Surrounding the city of Madrid there are many towns with great hiking trails. Whenever possible, on the weekends we would take a bus out to a pueblo, and hike through rocky mountains or along a river. It was a welcomed therapeutic escape after spending all week in the concrete jungle.
About: Most days that I went hiking I would choose La Pedriza. A short 45 minute bus ride away from Madrid, this hike is very accessible and easy to moderate in difficulty depending on how far you want to hike. The trail ambles along up and down and is never steep.
I really enjoyed hiking here because every few km the terrain completely changes. The hike travels along the river Manzanares, first along boulders, then under trees, then you will pop out over a valley for a tremendous view of the river and both green and snow covered peaks at once. Continuing you will go beneath trees, forest, and across the river. Eventually there are more little bars and if you make it far enough to a little mountaineers’ bar on top of a hill. Some mules carry wine there everyday on their backs and you may see them resting by the river. When you reach the Pueblo of Manzanares by bus go to the tourist info center which is right beyond where the bus stop is. They have helpful maps as well as a public restroom. Next you walk up the road towards the rocky mountains for about 30 minutes before finally reaching the beginning of the hike. There are a couple cute little restaurants here. I recommend the hummus from the one with murals.
There is also a castle in the pueblo that is definitely worth checking out, and I believe the entrance cost is 5€.
Take the 724 bus from Plaza Castilla. It should cost around 4,50€ and take 45 minutes to get there.
About: Another lovely place to go hiking, though I haven’t been here as many times. You begin in the pueblo or Cercidilla, and walk up this hill where you’ll find the tourist information center. This hike is primarily beneath trees, and there is a small river that you hike by too. Part of the Camino de Santiago crosses one of the trails here which is always exciting to see.
Take the 684 bus from Intercambiador de Moncloa or take the Cercanías (fairly cheap trains) from Atocha.
About: I worked at a school in Becerril de la Sierra, a little pueblo surrounded with beautiful mountains.
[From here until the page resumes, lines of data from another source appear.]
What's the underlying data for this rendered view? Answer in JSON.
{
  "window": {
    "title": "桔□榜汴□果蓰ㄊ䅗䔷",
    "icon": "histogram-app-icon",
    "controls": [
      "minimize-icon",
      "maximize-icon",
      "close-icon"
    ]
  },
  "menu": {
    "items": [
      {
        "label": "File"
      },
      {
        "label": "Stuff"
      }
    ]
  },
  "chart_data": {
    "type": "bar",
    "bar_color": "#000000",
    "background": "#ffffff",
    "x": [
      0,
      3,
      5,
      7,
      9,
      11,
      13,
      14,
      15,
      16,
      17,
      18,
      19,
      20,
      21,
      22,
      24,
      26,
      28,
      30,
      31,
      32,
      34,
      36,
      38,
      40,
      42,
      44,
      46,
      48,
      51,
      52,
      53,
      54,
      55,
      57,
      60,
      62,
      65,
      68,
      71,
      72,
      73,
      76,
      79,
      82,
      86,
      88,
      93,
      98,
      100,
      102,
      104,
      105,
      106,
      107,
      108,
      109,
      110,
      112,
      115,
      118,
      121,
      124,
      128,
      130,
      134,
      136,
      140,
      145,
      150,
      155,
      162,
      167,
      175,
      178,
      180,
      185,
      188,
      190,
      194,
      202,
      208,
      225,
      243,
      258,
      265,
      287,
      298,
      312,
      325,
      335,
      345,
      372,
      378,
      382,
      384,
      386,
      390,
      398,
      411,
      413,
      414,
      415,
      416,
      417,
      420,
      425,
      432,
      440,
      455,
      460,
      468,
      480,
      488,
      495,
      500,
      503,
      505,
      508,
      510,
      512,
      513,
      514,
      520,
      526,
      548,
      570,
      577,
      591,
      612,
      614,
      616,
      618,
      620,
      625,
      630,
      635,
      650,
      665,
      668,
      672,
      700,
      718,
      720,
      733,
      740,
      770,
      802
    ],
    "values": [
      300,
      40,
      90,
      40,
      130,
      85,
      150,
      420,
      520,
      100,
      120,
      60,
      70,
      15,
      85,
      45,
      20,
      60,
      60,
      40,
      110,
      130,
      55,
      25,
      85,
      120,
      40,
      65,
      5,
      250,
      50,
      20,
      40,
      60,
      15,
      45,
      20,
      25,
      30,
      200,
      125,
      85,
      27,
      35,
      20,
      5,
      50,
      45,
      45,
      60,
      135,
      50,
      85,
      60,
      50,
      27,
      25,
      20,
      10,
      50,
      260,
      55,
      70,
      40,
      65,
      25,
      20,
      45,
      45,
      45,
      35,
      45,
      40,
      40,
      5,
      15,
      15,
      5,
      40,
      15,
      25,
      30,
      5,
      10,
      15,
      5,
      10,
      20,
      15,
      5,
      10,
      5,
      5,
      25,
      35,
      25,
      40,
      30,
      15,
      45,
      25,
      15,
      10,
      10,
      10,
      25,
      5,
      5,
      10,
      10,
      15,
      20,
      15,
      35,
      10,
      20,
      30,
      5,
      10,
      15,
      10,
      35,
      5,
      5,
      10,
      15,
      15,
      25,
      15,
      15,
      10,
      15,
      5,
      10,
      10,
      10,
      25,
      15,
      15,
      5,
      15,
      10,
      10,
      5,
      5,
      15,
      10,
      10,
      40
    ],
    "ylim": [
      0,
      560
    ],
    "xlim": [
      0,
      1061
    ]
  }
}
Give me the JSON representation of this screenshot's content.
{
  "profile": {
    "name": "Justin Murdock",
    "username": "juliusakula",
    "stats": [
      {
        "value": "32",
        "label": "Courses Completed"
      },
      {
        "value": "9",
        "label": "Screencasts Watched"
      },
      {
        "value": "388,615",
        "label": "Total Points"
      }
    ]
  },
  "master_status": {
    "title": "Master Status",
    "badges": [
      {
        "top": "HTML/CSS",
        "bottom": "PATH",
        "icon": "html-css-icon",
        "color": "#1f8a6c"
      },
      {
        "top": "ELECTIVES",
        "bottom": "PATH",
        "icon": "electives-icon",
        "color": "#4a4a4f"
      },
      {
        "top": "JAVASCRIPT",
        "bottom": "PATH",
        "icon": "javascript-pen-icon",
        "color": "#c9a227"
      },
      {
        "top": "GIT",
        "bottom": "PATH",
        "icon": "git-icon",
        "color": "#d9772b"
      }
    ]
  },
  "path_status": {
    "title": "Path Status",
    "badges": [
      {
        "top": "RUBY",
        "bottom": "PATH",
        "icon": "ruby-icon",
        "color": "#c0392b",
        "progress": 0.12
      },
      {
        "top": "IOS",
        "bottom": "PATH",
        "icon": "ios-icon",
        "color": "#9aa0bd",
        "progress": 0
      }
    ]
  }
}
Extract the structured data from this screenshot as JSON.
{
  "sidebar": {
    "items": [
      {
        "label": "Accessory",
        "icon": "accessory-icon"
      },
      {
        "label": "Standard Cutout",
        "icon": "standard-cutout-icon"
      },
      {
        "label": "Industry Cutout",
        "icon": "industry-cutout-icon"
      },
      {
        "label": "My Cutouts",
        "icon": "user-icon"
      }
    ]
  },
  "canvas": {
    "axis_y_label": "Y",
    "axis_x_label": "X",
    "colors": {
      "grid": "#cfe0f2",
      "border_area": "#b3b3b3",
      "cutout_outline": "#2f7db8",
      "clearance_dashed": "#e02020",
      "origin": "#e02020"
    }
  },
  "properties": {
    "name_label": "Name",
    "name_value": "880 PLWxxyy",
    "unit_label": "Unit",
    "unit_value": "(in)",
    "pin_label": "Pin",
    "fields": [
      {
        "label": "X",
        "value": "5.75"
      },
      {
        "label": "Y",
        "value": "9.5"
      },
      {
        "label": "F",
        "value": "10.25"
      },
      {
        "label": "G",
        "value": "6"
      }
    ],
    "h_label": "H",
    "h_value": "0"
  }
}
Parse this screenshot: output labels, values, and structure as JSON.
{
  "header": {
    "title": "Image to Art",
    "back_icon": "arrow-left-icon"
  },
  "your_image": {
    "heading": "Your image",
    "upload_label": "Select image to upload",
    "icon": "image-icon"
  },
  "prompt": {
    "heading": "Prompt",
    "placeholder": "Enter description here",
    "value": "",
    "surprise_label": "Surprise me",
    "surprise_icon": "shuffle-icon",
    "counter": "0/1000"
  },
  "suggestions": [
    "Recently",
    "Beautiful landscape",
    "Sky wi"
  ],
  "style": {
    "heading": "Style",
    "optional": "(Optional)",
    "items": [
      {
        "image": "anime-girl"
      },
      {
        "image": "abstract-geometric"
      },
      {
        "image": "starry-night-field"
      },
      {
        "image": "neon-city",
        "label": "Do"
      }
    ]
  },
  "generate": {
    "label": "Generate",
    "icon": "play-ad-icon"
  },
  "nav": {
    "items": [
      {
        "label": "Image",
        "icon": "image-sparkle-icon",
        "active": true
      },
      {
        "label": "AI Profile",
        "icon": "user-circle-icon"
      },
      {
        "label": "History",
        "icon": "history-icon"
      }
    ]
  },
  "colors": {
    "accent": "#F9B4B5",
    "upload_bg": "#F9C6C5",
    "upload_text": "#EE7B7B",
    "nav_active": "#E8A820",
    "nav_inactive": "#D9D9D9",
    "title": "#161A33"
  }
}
I was lucky as two of my coworkers where big fans of hiking too, and took me hiking with them in the mountains of Navacerrada, which is close by. In the winter many people go skiing in the mountains of Navacerrada.
Transportation: You can take the 691 bus from the Intercambiador de Moncloa. When I went hiking here I arrived in a car and drove right up to the trail head so I am not completely clear on arrival by bus.
This art center is described on its website as an interdisciplinary laboratory of creation open to the public and was always a joy to visit.
El Matadero, Plaza de Legazpi, 8, 2804.
Take the yellow line to metro Legazpi.
El Matadero originally was slaughter house and was opened to the public as an art center in 2007. There is an ever changing array of exhibitions; film, sculptural installations, and other work of all sorts of visual artists can be found there. There is a taberna and a cafe in the building, and a ship museum. I went to a wonderful installation about the author Roberto Bolaño, as well as a fantastic Guerilla Girls exhibit. El Matadero’s Mercado de Productores should also be attended as it is an wonderful outdoor even with local artisan venders and stands where you can grab a bite to eat.